Check each line of the listing, and copy it if it contains the word "hash".

·····

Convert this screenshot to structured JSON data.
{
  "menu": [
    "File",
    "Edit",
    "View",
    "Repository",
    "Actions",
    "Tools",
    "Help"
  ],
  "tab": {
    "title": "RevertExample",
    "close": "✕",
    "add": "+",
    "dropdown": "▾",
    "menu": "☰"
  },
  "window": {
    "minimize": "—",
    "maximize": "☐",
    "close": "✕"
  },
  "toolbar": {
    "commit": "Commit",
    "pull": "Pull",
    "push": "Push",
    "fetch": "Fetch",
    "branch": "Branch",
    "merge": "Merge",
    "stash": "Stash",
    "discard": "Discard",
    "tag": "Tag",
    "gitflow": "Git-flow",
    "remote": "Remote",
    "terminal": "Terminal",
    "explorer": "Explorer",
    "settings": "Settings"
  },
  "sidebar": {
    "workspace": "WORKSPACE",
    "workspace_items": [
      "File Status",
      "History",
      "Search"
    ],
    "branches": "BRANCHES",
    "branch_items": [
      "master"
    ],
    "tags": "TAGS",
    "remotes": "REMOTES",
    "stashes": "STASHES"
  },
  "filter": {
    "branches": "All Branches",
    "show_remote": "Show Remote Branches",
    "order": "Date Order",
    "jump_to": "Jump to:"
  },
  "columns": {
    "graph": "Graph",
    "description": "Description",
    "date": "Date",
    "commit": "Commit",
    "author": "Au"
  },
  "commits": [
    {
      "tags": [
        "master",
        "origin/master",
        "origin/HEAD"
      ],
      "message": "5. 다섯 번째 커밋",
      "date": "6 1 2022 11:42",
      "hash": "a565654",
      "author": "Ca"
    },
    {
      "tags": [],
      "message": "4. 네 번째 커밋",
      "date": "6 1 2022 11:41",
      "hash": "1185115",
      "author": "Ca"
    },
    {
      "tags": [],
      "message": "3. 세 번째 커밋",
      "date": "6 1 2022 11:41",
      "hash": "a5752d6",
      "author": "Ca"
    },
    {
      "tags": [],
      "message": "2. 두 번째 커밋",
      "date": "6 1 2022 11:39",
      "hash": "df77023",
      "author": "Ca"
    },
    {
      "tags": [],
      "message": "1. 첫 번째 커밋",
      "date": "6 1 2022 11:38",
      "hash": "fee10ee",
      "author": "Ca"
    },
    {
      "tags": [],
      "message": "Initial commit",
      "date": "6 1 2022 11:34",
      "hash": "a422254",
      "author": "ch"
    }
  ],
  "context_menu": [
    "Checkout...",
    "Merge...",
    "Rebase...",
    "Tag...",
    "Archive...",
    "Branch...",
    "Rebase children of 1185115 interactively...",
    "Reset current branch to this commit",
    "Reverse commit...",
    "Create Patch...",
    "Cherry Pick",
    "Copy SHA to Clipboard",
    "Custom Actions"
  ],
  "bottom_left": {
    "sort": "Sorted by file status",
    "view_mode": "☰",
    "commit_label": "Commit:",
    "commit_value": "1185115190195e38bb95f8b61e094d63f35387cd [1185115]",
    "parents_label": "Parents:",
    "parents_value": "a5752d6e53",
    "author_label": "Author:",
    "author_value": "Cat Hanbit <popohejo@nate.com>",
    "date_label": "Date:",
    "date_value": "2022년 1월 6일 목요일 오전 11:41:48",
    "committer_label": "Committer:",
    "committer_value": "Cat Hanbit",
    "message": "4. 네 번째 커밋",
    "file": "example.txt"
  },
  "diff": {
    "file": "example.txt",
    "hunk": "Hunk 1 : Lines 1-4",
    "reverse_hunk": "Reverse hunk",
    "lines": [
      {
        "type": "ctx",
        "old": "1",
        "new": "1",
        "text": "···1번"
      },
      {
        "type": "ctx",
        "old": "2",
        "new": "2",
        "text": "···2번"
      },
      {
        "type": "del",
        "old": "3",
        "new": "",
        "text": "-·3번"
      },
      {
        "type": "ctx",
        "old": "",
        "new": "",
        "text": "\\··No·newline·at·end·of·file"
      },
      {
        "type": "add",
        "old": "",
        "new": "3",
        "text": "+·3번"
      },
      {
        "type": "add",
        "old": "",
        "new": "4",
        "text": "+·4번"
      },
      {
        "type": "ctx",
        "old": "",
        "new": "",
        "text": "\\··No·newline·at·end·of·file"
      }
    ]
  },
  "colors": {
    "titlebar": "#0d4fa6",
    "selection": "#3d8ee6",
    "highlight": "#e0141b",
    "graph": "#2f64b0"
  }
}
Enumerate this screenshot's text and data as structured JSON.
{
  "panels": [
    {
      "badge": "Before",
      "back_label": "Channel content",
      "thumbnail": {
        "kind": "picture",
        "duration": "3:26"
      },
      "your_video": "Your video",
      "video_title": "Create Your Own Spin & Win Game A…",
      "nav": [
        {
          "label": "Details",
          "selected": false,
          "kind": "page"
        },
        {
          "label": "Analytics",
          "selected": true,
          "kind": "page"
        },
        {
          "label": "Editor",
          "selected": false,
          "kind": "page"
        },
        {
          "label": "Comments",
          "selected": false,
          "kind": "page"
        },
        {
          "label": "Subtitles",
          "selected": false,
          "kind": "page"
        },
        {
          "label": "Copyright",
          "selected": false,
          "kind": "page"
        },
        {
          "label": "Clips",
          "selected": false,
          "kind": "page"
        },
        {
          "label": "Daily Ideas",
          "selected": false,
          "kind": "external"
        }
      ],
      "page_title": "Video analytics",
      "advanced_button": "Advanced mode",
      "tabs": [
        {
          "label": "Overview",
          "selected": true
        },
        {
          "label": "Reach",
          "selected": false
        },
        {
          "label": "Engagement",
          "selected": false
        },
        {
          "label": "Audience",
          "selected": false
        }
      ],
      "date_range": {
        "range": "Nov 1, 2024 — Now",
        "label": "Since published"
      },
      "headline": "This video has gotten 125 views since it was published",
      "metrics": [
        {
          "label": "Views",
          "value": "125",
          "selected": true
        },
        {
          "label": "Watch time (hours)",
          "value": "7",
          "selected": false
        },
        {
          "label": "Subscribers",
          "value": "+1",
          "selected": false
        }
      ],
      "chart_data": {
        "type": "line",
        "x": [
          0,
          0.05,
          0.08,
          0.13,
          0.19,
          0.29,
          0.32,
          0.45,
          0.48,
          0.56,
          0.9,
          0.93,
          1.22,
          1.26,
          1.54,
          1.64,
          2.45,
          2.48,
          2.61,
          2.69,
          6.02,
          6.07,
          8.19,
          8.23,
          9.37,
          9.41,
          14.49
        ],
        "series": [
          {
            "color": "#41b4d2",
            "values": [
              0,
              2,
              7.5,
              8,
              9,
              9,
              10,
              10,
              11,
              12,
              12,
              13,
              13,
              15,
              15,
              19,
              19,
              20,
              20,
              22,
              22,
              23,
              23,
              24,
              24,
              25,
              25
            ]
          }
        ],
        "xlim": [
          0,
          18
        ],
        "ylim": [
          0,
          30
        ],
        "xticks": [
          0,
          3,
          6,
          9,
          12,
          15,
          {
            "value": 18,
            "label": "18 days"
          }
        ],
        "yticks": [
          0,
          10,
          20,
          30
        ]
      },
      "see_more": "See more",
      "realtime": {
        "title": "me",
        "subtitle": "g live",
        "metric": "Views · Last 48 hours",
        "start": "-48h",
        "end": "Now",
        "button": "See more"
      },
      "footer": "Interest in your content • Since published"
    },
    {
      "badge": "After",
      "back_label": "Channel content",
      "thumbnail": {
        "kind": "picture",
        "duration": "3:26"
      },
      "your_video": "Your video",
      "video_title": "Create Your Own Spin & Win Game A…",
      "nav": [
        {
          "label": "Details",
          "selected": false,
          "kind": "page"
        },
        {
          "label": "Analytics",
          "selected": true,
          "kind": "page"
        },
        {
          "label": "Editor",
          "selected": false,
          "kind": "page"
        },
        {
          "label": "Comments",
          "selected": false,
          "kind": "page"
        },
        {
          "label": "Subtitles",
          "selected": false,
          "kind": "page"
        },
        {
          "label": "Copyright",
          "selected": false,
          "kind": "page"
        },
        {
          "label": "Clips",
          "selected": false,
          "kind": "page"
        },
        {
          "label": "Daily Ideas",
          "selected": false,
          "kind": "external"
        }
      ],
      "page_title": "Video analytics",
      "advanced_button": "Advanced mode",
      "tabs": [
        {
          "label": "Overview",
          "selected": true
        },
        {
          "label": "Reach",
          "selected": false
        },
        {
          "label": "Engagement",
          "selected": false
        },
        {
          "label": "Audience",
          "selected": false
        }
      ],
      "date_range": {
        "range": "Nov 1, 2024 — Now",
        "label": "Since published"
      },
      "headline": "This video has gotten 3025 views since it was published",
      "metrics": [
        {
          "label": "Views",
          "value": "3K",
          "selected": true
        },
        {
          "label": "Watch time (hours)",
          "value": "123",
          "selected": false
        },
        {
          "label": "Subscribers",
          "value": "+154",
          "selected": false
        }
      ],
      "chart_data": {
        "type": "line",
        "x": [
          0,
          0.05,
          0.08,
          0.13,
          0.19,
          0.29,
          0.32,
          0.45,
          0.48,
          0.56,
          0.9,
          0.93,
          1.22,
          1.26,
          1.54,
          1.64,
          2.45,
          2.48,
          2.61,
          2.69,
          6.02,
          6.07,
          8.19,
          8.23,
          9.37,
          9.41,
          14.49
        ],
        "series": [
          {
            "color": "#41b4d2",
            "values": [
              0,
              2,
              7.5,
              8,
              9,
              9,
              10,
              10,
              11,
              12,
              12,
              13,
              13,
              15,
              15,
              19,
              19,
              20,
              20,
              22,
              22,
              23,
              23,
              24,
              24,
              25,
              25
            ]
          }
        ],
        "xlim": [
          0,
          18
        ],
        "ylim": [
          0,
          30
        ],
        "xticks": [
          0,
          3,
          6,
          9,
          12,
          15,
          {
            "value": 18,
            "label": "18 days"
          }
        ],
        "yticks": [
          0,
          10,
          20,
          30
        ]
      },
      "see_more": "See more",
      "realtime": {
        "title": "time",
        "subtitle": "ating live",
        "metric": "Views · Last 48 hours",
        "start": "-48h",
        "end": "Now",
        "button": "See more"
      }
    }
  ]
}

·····

TASK RESPONSE ::
      "hash": "a565654",
      "hash": "1185115",
      "hash": "a5752d6",
      "hash": "df77023",
      "hash": "fee10ee",
      "hash": "a422254",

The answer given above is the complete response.